2012-13 Season Summary:
The year got off to an immediately rocky start when the face of the franchise, John Wall, suffered a knee injury that caused him to pretty much miss the first half of the season. When Wall returned to 100%, he played at an All-Star level the final two months of the season and was a huge reason the Wizards went through a stretch in March in which they won 11 of 19 games which was encouraging, but also killed their draft position.
Washington also found its backcourt mate of the future for Wall in rookie Bradley Beal, who battled through injuries of his own during the season, but ended up third among all rookies in scoring. His play also allowed the Wizards to trade away Jordan Crawford for next to nothing since Crawford's reputation of being selfish was not earning him many fans in the District.
Saying the frontcourt was average at best is probably giving it too much praise. Newly acquired Emeka Okafor and Trevor Ariza didn't add much to the equation and combined with Nene, eat up about $33.8 million of Washington's salary cap. You are not going to win many games when that trio is getting crazy money and not nearly living up to the expectations.
Speaking of not living up to expectations, the Wizards' 2011 draft class of Jan Vesely and Chris Singleton has been horrific. Both players took steps back from less than stellar rookie seasons to the point where Washington turned to journeymen Martell Webster and Cartier Martin. Webster had a rejuvenation of sorts, providing some offensive punch on the wing.
All in all, Washington managed to produce its highest win total in five seasons ... winning just 29 games.
2013-14 Projected Depth Chart:

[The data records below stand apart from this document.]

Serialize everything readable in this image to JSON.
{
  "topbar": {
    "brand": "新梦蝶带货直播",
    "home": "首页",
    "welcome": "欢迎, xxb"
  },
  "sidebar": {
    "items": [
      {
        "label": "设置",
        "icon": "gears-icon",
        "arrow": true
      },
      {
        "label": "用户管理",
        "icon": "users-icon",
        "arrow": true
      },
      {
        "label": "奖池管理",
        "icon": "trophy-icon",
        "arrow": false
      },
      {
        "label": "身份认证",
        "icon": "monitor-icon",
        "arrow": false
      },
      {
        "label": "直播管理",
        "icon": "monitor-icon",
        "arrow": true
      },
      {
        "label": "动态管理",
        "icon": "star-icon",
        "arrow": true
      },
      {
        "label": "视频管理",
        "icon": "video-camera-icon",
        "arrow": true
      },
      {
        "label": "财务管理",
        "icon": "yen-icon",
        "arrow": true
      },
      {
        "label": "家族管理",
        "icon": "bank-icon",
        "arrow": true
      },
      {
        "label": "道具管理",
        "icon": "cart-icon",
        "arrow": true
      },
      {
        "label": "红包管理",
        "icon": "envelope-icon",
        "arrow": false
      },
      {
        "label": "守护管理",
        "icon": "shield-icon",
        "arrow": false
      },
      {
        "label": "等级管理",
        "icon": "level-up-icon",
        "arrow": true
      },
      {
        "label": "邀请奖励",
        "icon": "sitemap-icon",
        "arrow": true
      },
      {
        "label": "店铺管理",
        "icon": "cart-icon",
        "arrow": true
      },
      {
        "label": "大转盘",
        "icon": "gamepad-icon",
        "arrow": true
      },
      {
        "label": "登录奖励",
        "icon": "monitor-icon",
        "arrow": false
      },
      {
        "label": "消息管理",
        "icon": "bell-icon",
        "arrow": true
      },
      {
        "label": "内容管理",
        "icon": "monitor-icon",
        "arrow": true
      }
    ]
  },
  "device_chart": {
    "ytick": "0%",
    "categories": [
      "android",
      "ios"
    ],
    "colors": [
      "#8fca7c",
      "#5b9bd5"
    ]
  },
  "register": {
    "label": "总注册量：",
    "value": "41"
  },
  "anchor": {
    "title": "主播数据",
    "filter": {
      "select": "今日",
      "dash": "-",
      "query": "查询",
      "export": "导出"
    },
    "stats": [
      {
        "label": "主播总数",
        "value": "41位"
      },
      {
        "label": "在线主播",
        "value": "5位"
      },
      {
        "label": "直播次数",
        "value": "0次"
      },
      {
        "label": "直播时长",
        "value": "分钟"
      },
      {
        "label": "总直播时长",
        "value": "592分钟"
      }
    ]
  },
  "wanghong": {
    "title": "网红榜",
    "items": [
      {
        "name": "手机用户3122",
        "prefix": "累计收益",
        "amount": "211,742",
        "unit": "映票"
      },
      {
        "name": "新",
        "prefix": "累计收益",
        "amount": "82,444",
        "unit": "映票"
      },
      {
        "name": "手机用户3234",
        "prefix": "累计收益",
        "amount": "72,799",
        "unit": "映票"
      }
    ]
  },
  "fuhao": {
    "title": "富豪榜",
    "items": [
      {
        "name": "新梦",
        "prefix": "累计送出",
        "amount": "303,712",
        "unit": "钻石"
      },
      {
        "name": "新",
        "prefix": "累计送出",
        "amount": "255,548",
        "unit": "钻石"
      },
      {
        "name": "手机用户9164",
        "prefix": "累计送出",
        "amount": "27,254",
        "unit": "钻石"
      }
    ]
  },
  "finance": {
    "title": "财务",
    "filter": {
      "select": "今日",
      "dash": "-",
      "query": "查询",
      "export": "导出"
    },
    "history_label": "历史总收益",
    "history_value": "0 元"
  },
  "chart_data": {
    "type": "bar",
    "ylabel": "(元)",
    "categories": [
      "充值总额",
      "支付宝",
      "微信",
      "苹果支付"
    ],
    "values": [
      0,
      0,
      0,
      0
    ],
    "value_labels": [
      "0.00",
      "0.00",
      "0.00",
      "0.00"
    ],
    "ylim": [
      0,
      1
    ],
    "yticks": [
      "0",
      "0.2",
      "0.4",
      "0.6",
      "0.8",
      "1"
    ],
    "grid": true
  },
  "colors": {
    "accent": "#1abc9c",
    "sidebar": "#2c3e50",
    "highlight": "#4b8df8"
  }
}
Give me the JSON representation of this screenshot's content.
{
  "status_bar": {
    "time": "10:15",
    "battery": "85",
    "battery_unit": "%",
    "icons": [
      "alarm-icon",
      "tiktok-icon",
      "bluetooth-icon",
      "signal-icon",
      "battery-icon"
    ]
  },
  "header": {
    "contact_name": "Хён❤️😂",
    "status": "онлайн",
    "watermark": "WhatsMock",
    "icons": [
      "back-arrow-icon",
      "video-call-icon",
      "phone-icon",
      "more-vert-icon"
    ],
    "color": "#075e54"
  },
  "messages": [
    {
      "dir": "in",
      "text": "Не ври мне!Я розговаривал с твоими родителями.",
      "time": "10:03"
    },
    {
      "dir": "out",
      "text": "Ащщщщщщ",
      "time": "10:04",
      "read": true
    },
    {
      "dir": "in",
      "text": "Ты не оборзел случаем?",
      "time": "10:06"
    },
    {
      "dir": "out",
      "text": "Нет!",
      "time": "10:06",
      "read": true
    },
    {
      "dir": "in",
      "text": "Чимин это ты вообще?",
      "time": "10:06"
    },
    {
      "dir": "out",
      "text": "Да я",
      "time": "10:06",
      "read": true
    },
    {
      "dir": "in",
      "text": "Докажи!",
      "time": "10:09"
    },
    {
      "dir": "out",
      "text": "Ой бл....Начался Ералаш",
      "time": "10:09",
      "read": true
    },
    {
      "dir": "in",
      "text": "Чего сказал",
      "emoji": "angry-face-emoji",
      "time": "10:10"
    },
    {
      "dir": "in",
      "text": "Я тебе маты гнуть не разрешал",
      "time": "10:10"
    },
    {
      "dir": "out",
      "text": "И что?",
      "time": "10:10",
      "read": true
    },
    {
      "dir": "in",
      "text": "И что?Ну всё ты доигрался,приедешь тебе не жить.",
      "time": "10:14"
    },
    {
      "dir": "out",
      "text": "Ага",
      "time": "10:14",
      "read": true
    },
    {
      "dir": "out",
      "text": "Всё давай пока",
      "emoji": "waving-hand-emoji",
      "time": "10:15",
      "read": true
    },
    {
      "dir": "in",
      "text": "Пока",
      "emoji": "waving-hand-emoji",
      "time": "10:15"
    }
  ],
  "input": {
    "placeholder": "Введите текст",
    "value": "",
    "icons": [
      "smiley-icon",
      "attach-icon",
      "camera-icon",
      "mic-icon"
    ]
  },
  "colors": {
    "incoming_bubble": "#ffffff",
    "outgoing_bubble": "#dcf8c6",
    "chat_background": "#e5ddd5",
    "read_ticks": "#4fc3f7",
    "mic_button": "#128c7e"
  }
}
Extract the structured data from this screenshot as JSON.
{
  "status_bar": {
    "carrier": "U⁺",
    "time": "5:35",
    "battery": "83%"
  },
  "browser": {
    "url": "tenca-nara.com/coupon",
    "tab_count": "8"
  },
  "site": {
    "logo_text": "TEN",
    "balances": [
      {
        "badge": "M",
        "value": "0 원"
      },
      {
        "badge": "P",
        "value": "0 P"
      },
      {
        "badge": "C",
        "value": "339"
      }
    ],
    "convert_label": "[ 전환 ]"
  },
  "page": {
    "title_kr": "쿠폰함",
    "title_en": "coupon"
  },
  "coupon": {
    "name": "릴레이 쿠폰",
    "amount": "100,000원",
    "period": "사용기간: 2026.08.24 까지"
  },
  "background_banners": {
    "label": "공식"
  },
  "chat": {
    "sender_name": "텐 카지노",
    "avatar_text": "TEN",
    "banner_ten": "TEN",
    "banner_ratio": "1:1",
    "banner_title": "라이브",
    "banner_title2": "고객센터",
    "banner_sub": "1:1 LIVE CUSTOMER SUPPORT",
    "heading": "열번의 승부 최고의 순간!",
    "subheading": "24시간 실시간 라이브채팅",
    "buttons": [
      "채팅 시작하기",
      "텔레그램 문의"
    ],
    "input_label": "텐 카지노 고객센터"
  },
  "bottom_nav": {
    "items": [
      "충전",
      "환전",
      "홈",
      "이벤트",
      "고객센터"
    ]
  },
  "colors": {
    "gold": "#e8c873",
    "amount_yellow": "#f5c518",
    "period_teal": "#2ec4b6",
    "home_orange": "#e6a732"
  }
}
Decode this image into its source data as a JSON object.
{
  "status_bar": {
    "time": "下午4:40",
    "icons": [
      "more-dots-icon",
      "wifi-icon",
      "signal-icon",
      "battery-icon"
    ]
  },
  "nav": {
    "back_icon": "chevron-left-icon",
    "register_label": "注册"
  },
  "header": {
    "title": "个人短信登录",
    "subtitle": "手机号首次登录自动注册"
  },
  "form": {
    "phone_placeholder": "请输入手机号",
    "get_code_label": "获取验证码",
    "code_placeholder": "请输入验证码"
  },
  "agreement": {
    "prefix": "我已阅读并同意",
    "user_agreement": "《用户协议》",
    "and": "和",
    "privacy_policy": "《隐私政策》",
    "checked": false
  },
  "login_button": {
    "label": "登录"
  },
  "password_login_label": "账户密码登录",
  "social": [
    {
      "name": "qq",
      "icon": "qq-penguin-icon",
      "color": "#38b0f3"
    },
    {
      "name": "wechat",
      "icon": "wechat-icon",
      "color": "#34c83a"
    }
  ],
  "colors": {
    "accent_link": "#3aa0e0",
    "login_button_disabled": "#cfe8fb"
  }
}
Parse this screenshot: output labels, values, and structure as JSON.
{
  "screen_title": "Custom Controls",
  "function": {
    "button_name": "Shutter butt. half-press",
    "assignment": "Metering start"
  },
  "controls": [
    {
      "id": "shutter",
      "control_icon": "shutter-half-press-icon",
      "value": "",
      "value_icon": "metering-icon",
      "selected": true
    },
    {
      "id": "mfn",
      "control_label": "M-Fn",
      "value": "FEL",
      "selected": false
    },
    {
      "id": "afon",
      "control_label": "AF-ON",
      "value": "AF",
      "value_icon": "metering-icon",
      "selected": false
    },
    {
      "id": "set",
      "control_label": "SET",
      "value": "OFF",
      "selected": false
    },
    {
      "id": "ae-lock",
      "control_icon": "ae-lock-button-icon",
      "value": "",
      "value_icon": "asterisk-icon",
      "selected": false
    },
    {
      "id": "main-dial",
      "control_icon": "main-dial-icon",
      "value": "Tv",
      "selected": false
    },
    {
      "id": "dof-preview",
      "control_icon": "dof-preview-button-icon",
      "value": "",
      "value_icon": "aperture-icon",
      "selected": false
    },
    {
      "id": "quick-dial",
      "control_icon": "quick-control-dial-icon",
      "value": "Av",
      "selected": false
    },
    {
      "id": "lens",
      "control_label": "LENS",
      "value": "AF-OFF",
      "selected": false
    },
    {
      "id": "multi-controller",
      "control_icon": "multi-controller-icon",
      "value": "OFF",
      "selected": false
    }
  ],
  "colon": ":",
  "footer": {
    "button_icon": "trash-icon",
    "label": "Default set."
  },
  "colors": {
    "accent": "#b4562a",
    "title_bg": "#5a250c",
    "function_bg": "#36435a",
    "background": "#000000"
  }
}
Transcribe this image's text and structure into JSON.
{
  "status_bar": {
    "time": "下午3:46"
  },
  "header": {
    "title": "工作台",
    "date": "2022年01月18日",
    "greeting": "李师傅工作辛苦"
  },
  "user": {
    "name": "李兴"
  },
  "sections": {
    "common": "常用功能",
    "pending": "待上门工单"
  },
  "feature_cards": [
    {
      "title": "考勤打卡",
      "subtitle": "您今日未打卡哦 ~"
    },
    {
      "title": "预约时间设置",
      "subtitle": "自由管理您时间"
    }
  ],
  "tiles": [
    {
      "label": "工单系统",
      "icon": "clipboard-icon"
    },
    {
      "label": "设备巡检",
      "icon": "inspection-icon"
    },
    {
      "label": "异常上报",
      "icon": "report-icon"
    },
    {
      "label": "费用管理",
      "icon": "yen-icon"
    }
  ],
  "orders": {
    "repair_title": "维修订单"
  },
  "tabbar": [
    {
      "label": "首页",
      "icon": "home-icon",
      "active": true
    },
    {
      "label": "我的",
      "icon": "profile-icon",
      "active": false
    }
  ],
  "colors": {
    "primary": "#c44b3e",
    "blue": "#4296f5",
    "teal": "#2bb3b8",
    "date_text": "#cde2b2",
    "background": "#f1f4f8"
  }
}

C: *Emeka Okafor/Kevin Seraphin
PF: Nene Hilario/Trevor Booker
SF: #Trevor Ariza/Chris Singleton/Jan Vesely
SG: Bradley Beal/^Garrett Temple
PG: John Wall
NBA Free Agents:
*C-Emeka Okafor (ETO)
#SF-Trevor Ariza (PO)
^SG-Garrett Temple (RFA)
SF-Martell Webster (UFA)
PF-Cartier Martin (UFA)
PG-A.J. Price (UFA)
C-Jason Collins (UFA)
SG-Leandro Barbosa (UFA)
2013-14 Team Salary: Approximately $58.1 million
NBA Offseason Team Needs:
1. Power Forward:
The Wizards had to use a "twin towers" approach up front last season by starting Okafor and Nene. Both guys are more suited for the center position, but because the power forward play was so pathetic, that was the team's best option. Kevin Seraphin and Trevor Booker are more suited as role players off the bench, and with Okafor entering the final year of his contract, Washington needs to find an upgrade at the power forward position.
2. Scoring Small Forward:
Ariza will also be a free agent next summer, and neither Singleton nor Vesely have shown any resemblance of being ready to take over this position in the future. Re-signing Webster is an option, but more of a short-term fix.
3. Guard Depth:
The Wizards used a handful of guys to fill in for Wall when he was banged up or in a reserve role once he returned to full strength. It would be wise for Washington to find a more reliable option to play behind Wall. The same could be said about the shooting guard position and Beal.
4. Lock Up Wall:
Wall is entering the final year of guaranteed money from his rookie contract and becomes a restricted free agent 12 months from now. He hasn't become an NBA superstar quite yet, but has shown flashes and is worth a max contract. There is no sense in playing around and waiting until next summer to see what happens, so Washington needs to jump the gun and lock up its franchise player.
Okay, the cardinals arent over rated, didn't you say Kevin Minter was a one year wonder? How would losing him affect arizona? He won't be very good in cincy, im calling it now. Losing Tony Jefferson wasnt a huge deal either as we do Have Tyrann Mathieu, and Tyvon Branch and Antoine Bethea, ontop of Harlan Miller, who also isnt trash, maybe do some research, and why does Calais walking make us bad? He's older and will be less effective in Jacksonville, though i don't think our D-Line will be a world beater, i don't think Robert Nkemdiche will be bad, so there's that.